▶ [Task instructions]: Only lines containing the word "JSON" belong in the answer; copy each one from the records.

▶ [The input]:

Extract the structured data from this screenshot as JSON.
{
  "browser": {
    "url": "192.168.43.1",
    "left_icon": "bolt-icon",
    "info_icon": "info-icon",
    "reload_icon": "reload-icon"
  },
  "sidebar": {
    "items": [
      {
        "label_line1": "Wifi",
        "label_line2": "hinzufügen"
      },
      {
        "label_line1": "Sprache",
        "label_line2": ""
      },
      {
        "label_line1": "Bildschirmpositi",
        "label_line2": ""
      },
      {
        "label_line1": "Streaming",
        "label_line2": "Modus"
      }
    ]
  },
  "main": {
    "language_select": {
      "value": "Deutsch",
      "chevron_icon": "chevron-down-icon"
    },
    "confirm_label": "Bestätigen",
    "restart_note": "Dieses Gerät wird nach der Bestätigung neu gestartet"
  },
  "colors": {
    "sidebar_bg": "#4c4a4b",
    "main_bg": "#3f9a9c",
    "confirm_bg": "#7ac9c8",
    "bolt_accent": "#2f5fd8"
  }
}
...
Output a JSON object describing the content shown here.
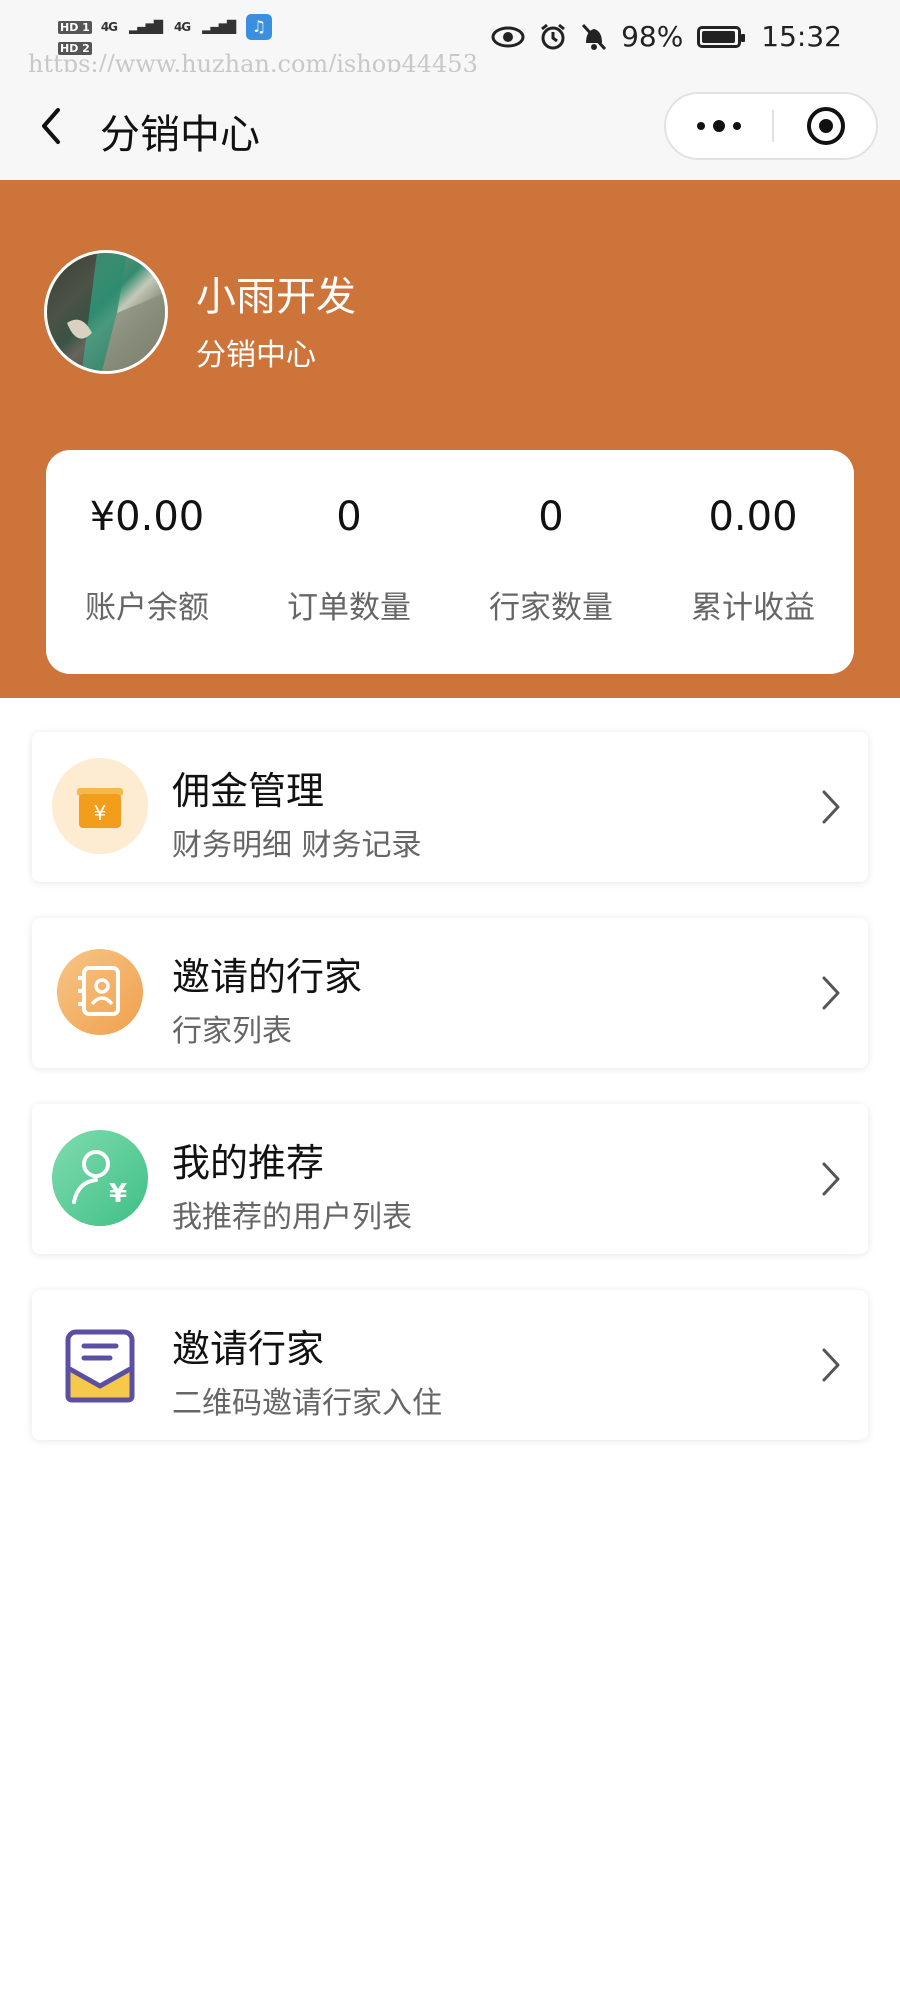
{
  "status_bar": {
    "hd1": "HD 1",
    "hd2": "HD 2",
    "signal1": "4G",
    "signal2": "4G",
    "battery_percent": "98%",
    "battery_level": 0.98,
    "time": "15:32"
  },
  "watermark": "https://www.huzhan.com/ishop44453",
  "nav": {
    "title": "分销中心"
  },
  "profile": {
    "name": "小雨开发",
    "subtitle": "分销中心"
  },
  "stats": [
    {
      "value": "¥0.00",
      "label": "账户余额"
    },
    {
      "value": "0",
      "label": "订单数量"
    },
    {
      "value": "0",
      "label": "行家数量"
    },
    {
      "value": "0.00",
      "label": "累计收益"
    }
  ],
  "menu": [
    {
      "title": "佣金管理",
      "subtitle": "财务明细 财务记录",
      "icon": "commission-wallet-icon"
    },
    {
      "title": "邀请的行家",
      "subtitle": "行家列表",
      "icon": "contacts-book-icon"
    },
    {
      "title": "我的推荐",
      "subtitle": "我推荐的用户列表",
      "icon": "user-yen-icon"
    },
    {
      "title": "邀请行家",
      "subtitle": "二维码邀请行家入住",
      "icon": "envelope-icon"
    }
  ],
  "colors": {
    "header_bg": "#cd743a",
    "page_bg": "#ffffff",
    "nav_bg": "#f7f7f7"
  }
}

▶ [Answer space]:
Extract the structured data from this screenshot as JSON.
Output a JSON object describing the content shown here.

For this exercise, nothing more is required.